● **TO DO**
Look for the word "Gefährdungsbeurteilung" in the entries and copy every line where it shows up.

● **DATA TO USE**
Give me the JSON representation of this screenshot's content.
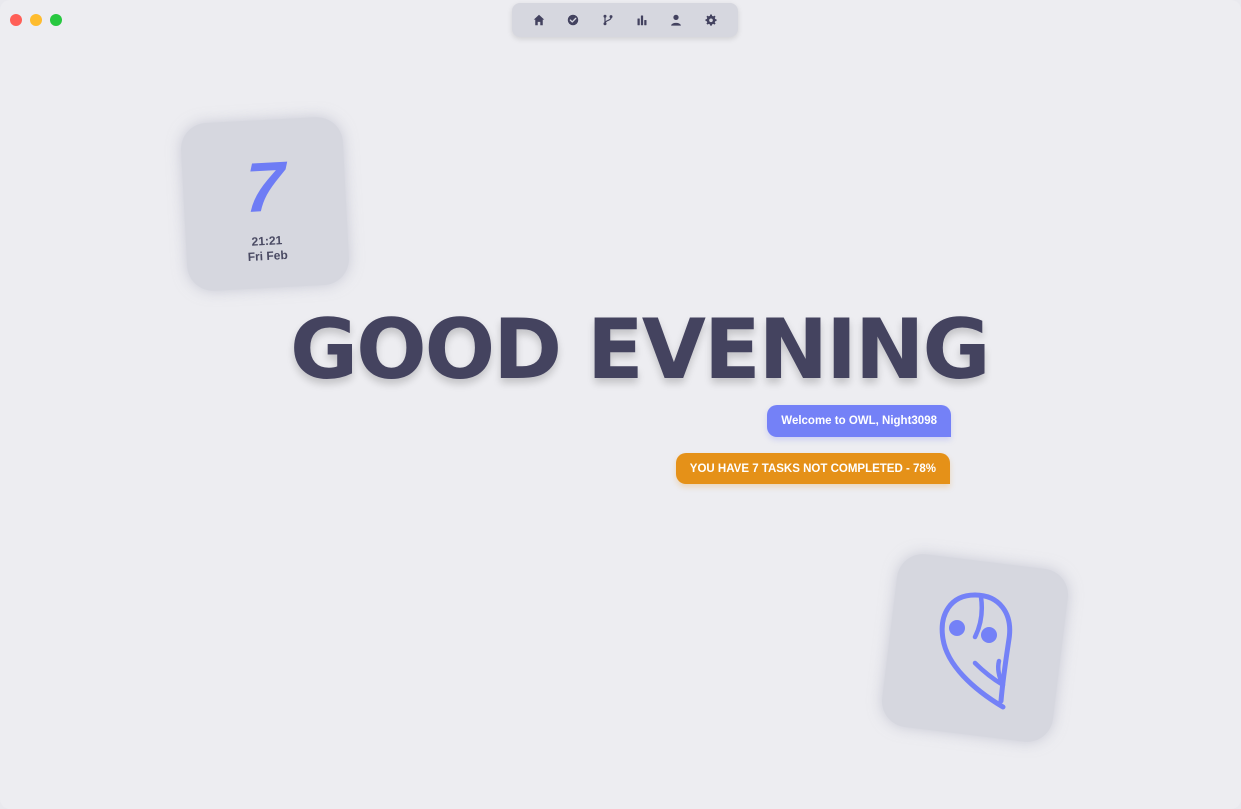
{
  "window": {
    "controls": [
      "close",
      "minimize",
      "maximize"
    ]
  },
  "navbar": {
    "items": [
      {
        "name": "home",
        "icon": "home-icon"
      },
      {
        "name": "tasks",
        "icon": "check-circle-icon"
      },
      {
        "name": "branches",
        "icon": "git-branch-icon"
      },
      {
        "name": "stats",
        "icon": "bar-chart-icon"
      },
      {
        "name": "profile",
        "icon": "user-icon"
      },
      {
        "name": "settings",
        "icon": "gear-icon"
      }
    ]
  },
  "date_card": {
    "day": "7",
    "time": "21:21",
    "date": "Fri Feb"
  },
  "greeting": "GOOD EVENING",
  "welcome": "Welcome to OWL, Night3098",
  "tasks_notice": "YOU HAVE 7 TASKS NOT COMPLETED - 78%",
  "colors": {
    "accent": "#7481f7",
    "warning": "#e59118",
    "text_dark": "#44435f",
    "card_bg": "#d6d7df",
    "background": "#ededf1"
  },
  "logo": {
    "icon": "owl-logo-icon"
  }
}
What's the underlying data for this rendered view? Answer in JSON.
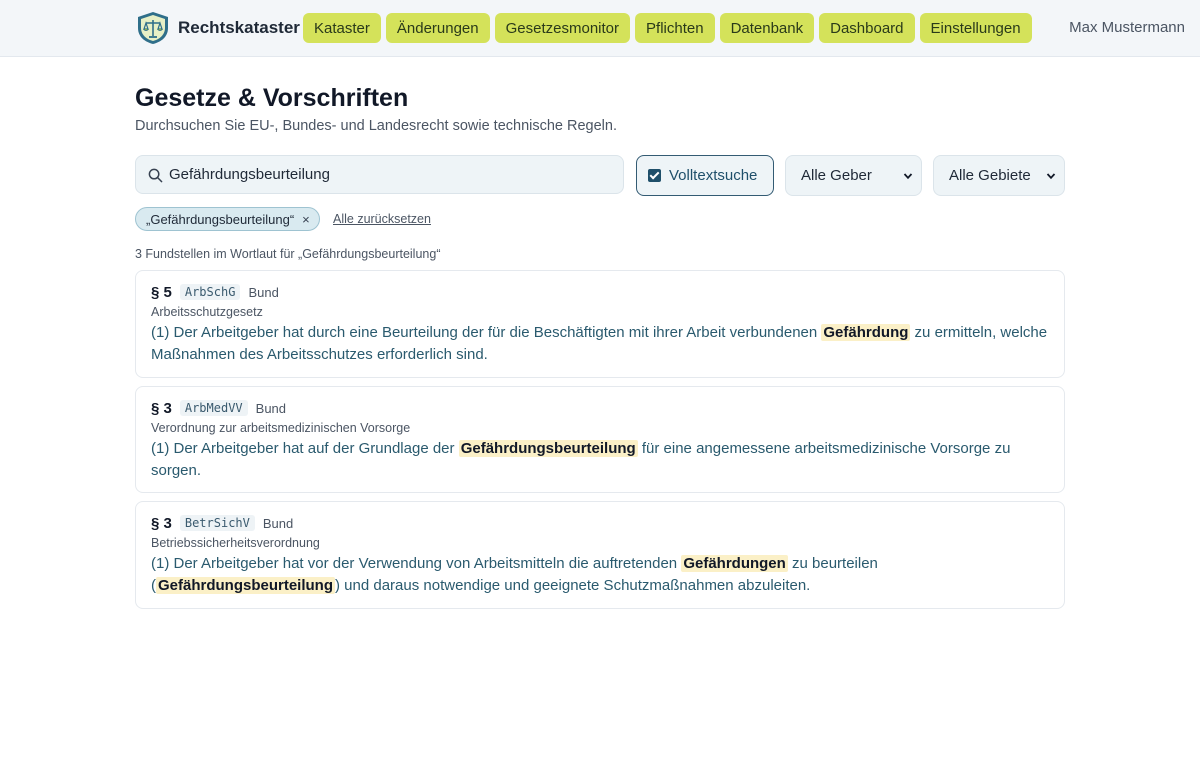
{
  "app": {
    "brand": "Rechtskataster",
    "user": "Max Mustermann"
  },
  "nav": [
    {
      "label": "Kataster"
    },
    {
      "label": "Änderungen"
    },
    {
      "label": "Gesetzesmonitor"
    },
    {
      "label": "Pflichten"
    },
    {
      "label": "Datenbank"
    },
    {
      "label": "Dashboard"
    },
    {
      "label": "Einstellungen"
    }
  ],
  "page": {
    "title": "Gesetze & Vorschriften",
    "subtitle": "Durchsuchen Sie EU-, Bundes- und Landesrecht sowie technische Regeln."
  },
  "search": {
    "value": "Gefährdungsbeurteilung"
  },
  "filters": {
    "fulltext_label": "Volltextsuche",
    "fulltext_checked": true,
    "geber": "Alle Geber",
    "gebiete": "Alle Gebiete"
  },
  "chips": {
    "active": "„Gefährdungsbeurteilung“",
    "remove": "×",
    "reset": "Alle zurücksetzen"
  },
  "results": {
    "summary": "3 Fundstellen im Wortlaut für „Gefährdungsbeurteilung“",
    "items": [
      {
        "para": "§ 5",
        "abbr": "ArbSchG",
        "level": "Bund",
        "name": "Arbeitsschutzgesetz",
        "text": [
          {
            "t": "(1) Der Arbeitgeber hat durch eine Beurteilung der für die Beschäftigten mit ihrer Arbeit verbundenen ",
            "hl": false
          },
          {
            "t": "Gefährdung",
            "hl": true
          },
          {
            "t": " zu ermitteln, welche Maßnahmen des Arbeitsschutzes erforderlich sind.",
            "hl": false
          }
        ]
      },
      {
        "para": "§ 3",
        "abbr": "ArbMedVV",
        "level": "Bund",
        "name": "Verordnung zur arbeitsmedizinischen Vorsorge",
        "text": [
          {
            "t": "(1) Der Arbeitgeber hat auf der Grundlage der ",
            "hl": false
          },
          {
            "t": "Gefährdungsbeurteilung",
            "hl": true
          },
          {
            "t": " für eine angemessene arbeitsmedizinische Vorsorge zu sorgen.",
            "hl": false
          }
        ]
      },
      {
        "para": "§ 3",
        "abbr": "BetrSichV",
        "level": "Bund",
        "name": "Betriebssicherheitsverordnung",
        "text": [
          {
            "t": "(1) Der Arbeitgeber hat vor der Verwendung von Arbeitsmitteln die auftretenden ",
            "hl": false
          },
          {
            "t": "Gefährdungen",
            "hl": true
          },
          {
            "t": " zu beurteilen (",
            "hl": false
          },
          {
            "t": "Gefährdungsbeurteilung",
            "hl": true
          },
          {
            "t": ") und daraus notwendige und geeignete Schutzmaßnahmen abzuleiten.",
            "hl": false
          }
        ]
      }
    ]
  },
  "colors": {
    "nav_bg": "#d4e25a",
    "accent": "#1f4f6a",
    "highlight": "#fbf0c7"
  }
}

● **RESULT OF THE EXERCISE**
    "value": "Gefährdungsbeurteilung"
    "active": "„Gefährdungsbeurteilung“",
    "summary": "3 Fundstellen im Wortlaut für „Gefährdungsbeurteilung“",
            "t": "Gefährdungsbeurteilung",
            "t": "Gefährdungsbeurteilung",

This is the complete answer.